Bit.ly, the biggest link shortening service around, just raised another modest $1.5 million in convertible debt from all of its existing investors on a pro rata basis, including betaworks, Jeff Clavier’s SoftTech, Ron Conway, Mitch Kapor, Chris Sacca, Howard Lindzon, and O’Reilly AlphaTech Ventures. The funding amount appeared in a new SEC filing and I confirmed it with betaworks CEO and bit.ly president John Borthwick. “Everybody round the table wanted to put in more money,” he says. “No one wanted to let anyone else in.”
The round was structured as a convertible note because it was faster to do it that way, says Borthwick. He also gave me a quick update on bit.ly. Last month, 2.7 billion short bit.ly links were clicked on, with last week being the biggest ever (744 million short links clicked). As the realtime Web grows, so does bit.ly.
Bit.ly Pro, the branded short links for professional publishers and brands, is also “on fire,” he says. There was so much demand for the product that bit.ly had to close the beta 72 hours after launch. The startup is going through and provisioning the 5,000 companies who signed up in that period. Current bit.ly Pro beta customers include the New York Times (http://nyti.ms), TechCrunch (http://tcrn.ch), ABC, NBC, CBS, MTV, Fox, PBS, Dow Jones, Foursquare, Pepsi, the Gap, the Olympics, and about 100 of the Fortune 500.
The service is still free during the beta period, but bit.ly is working on a dynamic pricing model which will be announced later on.

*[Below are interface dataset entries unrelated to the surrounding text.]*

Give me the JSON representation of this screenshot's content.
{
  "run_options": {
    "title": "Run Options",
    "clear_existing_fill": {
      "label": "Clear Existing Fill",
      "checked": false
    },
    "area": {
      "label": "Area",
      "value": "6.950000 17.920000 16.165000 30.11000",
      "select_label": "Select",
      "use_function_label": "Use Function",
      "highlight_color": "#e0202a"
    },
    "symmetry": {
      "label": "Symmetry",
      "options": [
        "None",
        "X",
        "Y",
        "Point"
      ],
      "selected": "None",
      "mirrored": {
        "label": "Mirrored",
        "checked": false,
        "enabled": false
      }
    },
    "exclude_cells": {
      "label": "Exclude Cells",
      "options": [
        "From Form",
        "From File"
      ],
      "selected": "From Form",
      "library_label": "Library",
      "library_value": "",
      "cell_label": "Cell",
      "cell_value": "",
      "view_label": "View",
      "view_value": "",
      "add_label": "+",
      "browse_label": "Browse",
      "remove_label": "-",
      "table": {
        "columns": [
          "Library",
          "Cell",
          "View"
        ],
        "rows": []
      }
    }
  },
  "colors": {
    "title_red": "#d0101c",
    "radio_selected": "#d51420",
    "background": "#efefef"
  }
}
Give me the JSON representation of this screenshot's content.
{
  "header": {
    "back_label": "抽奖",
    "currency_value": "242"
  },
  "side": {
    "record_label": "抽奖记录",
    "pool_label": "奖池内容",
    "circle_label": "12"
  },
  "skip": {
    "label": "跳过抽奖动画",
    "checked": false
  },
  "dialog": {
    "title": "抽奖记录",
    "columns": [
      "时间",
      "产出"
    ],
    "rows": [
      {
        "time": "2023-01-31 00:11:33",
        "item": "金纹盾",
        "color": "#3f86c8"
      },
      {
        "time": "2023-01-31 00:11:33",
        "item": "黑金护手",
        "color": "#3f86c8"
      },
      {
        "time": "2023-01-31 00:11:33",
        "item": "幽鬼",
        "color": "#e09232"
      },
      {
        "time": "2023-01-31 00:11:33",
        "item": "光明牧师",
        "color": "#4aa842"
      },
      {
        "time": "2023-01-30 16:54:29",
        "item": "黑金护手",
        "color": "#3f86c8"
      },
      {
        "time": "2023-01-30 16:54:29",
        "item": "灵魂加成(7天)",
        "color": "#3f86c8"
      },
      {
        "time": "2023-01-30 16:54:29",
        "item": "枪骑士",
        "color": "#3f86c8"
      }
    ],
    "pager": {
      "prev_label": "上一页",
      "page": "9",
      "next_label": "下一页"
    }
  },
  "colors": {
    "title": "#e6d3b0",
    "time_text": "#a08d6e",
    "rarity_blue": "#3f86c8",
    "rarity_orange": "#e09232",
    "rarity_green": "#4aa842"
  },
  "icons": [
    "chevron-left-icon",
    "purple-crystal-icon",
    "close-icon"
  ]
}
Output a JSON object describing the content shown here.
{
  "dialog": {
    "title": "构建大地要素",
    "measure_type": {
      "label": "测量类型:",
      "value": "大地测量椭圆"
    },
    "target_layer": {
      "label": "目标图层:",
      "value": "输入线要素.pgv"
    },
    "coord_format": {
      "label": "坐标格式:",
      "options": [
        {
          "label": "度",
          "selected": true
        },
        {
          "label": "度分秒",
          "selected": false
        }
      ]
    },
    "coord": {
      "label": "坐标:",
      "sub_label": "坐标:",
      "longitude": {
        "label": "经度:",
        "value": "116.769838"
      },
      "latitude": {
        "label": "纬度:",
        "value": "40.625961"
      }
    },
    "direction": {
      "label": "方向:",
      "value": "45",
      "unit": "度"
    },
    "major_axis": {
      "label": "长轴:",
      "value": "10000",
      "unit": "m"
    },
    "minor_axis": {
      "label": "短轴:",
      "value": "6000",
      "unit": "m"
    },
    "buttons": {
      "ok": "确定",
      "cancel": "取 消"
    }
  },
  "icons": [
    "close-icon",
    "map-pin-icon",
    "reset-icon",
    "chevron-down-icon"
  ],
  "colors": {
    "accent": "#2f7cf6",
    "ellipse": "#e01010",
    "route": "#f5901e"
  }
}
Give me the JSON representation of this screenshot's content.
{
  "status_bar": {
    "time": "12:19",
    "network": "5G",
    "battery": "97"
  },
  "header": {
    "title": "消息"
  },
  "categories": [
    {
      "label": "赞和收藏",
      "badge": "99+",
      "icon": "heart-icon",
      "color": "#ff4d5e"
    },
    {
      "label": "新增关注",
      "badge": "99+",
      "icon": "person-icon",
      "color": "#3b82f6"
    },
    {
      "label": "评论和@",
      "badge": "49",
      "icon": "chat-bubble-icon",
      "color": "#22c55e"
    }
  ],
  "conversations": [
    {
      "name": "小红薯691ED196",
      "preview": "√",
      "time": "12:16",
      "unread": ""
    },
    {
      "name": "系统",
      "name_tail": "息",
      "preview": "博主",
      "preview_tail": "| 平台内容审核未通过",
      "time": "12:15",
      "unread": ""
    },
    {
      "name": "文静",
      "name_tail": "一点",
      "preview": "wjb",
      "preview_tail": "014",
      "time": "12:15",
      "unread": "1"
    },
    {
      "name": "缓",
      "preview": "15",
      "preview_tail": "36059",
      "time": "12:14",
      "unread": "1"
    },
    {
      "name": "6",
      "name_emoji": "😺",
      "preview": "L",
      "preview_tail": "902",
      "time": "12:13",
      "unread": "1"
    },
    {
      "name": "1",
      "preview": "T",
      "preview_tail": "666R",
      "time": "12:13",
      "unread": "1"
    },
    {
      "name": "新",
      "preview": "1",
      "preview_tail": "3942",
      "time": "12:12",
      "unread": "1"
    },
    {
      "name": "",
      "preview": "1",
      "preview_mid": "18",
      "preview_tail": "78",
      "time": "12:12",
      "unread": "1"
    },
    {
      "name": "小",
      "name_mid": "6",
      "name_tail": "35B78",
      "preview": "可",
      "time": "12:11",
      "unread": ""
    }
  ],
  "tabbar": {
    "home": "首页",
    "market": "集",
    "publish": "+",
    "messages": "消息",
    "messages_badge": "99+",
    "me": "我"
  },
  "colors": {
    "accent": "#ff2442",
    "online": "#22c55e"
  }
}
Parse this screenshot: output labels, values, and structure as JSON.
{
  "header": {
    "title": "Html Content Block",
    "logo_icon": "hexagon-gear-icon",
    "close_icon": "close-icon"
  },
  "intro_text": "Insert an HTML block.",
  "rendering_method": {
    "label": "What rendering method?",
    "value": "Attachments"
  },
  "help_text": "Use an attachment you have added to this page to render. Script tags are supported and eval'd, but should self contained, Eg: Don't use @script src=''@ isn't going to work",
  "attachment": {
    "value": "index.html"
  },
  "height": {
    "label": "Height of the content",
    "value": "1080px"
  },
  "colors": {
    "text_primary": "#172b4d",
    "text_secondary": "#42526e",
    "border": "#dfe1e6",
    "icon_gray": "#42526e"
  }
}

bit.ly allows users to shorten, share, and track links (URLs). Reducing the URL length makes sharing easier. bit.ly can be accessed through our website, bookmarklets and a robust and open API. bit.ly is also integrated into several popular third-party tools such as Tweetdeck. A more full list of third party tools can be found on the bit.ly blog. Unique user-level and aggregate links are created, allowing users to view complete, real-time traffic and referrer data, as well as location...